▸ Aim of the task
Return every record exactly. Omit nothing.

-- Data to use follows --

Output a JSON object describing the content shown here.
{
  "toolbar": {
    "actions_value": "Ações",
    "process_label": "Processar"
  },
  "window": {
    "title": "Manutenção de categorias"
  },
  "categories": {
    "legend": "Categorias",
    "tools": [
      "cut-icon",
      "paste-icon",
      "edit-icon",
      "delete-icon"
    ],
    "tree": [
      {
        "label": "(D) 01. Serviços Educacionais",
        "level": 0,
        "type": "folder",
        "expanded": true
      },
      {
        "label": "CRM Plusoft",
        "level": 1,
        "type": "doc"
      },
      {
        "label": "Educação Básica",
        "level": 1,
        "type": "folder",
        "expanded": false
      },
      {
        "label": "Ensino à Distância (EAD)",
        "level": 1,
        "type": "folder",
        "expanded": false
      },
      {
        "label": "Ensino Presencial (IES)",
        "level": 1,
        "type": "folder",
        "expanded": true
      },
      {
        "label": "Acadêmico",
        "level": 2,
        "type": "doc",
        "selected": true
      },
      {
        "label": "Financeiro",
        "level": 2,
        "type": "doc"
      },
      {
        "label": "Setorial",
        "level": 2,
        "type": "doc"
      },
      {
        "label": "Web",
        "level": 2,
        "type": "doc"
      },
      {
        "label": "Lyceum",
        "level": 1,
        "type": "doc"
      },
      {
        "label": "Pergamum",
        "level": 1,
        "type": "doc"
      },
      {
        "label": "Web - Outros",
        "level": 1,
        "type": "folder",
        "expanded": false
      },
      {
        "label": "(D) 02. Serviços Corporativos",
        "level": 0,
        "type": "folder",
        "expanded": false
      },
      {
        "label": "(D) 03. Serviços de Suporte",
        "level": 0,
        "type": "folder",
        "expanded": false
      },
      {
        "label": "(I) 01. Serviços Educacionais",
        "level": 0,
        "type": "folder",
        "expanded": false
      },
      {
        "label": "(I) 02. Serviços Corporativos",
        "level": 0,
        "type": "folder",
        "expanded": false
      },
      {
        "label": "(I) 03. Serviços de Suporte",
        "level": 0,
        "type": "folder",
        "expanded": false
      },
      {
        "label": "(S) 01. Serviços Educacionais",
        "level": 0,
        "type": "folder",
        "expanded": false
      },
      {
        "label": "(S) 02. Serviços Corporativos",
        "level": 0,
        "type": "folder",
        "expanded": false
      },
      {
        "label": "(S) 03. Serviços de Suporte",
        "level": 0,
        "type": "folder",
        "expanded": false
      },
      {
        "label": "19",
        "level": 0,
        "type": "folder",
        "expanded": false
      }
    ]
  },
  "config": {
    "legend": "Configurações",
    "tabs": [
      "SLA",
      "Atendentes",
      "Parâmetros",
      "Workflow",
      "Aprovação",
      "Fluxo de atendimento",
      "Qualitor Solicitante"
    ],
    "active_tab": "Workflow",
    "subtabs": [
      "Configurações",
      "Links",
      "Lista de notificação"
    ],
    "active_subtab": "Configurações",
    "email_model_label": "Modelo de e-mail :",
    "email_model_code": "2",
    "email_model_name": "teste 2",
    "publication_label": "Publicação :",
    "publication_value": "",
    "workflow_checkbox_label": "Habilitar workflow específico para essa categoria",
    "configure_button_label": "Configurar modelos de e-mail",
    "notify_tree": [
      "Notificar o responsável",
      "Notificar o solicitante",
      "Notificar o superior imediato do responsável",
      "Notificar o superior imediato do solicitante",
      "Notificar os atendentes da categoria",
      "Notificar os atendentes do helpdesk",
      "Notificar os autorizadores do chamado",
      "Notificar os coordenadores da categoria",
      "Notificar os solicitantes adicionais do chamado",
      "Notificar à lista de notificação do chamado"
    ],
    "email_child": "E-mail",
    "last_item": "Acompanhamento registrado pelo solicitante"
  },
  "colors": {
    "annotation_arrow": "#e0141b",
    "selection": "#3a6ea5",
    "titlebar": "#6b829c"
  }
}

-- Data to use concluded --

▸ Expected output
Output a JSON object describing the content shown here.
{
  "toolbar": {
    "actions_value": "Ações",
    "process_label": "Processar"
  },
  "window": {
    "title": "Manutenção de categorias"
  },
  "categories": {
    "legend": "Categorias",
    "tools": [
      "cut-icon",
      "paste-icon",
      "edit-icon",
      "delete-icon"
    ],
    "tree": [
      {
        "label": "(D) 01. Serviços Educacionais",
        "level": 0,
        "type": "folder",
        "expanded": true
      },
      {
        "label": "CRM Plusoft",
        "level": 1,
        "type": "doc"
      },
      {
        "label": "Educação Básica",
        "level": 1,
        "type": "folder",
        "expanded": false
      },
      {
        "label": "Ensino à Distância (EAD)",
        "level": 1,
        "type": "folder",
        "expanded": false
      },
      {
        "label": "Ensino Presencial (IES)",
        "level": 1,
        "type": "folder",
        "expanded": true
      },
      {
        "label": "Acadêmico",
        "level": 2,
        "type": "doc",
        "selected": true
      },
      {
        "label": "Financeiro",
        "level": 2,
        "type": "doc"
      },
      {
        "label": "Setorial",
        "level": 2,
        "type": "doc"
      },
      {
        "label": "Web",
        "level": 2,
        "type": "doc"
      },
      {
        "label": "Lyceum",
        "level": 1,
        "type": "doc"
      },
      {
        "label": "Pergamum",
        "level": 1,
        "type": "doc"
      },
      {
        "label": "Web - Outros",
        "level": 1,
        "type": "folder",
        "expanded": false
      },
      {
        "label": "(D) 02. Serviços Corporativos",
        "level": 0,
        "type": "folder",
        "expanded": false
      },
      {
        "label": "(D) 03. Serviços de Suporte",
        "level": 0,
        "type": "folder",
        "expanded": false
      },
      {
        "label": "(I) 01. Serviços Educacionais",
        "level": 0,
        "type": "folder",
        "expanded": false
      },
      {
        "label": "(I) 02. Serviços Corporativos",
        "level": 0,
        "type": "folder",
        "expanded": false
      },
      {
        "label": "(I) 03. Serviços de Suporte",
        "level": 0,
        "type": "folder",
        "expanded": false
      },
      {
        "label": "(S) 01. Serviços Educacionais",
        "level": 0,
        "type": "folder",
        "expanded": false
      },
      {
        "label": "(S) 02. Serviços Corporativos",
        "level": 0,
        "type": "folder",
        "expanded": false
      },
      {
        "label": "(S) 03. Serviços de Suporte",
        "level": 0,
        "type": "folder",
        "expanded": false
      },
      {
        "label": "19",
        "level": 0,
        "type": "folder",
        "expanded": false
      }
    ]
  },
  "config": {
    "legend": "Configurações",
    "tabs": [
      "SLA",
      "Atendentes",
      "Parâmetros",
      "Workflow",
      "Aprovação",
      "Fluxo de atendimento",
      "Qualitor Solicitante"
    ],
    "active_tab": "Workflow",
    "subtabs": [
      "Configurações",
      "Links",
      "Lista de notificação"
    ],
    "active_subtab": "Configurações",
    "email_model_label": "Modelo de e-mail :",
    "email_model_code": "2",
    "email_model_name": "teste 2",
    "publication_label": "Publicação :",
    "publication_value": "",
    "workflow_checkbox_label": "Habilitar workflow específico para essa categoria",
    "configure_button_label": "Configurar modelos de e-mail",
    "notify_tree": [
      "Notificar o responsável",
      "Notificar o solicitante",
      "Notificar o superior imediato do responsável",
      "Notificar o superior imediato do solicitante",
      "Notificar os atendentes da categoria",
      "Notificar os atendentes do helpdesk",
      "Notificar os autorizadores do chamado",
      "Notificar os coordenadores da categoria",
      "Notificar os solicitantes adicionais do chamado",
      "Notificar à lista de notificação do chamado"
    ],
    "email_child": "E-mail",
    "last_item": "Acompanhamento registrado pelo solicitante"
  },
  "colors": {
    "annotation_arrow": "#e0141b",
    "selection": "#3a6ea5",
    "titlebar": "#6b829c"
  }
}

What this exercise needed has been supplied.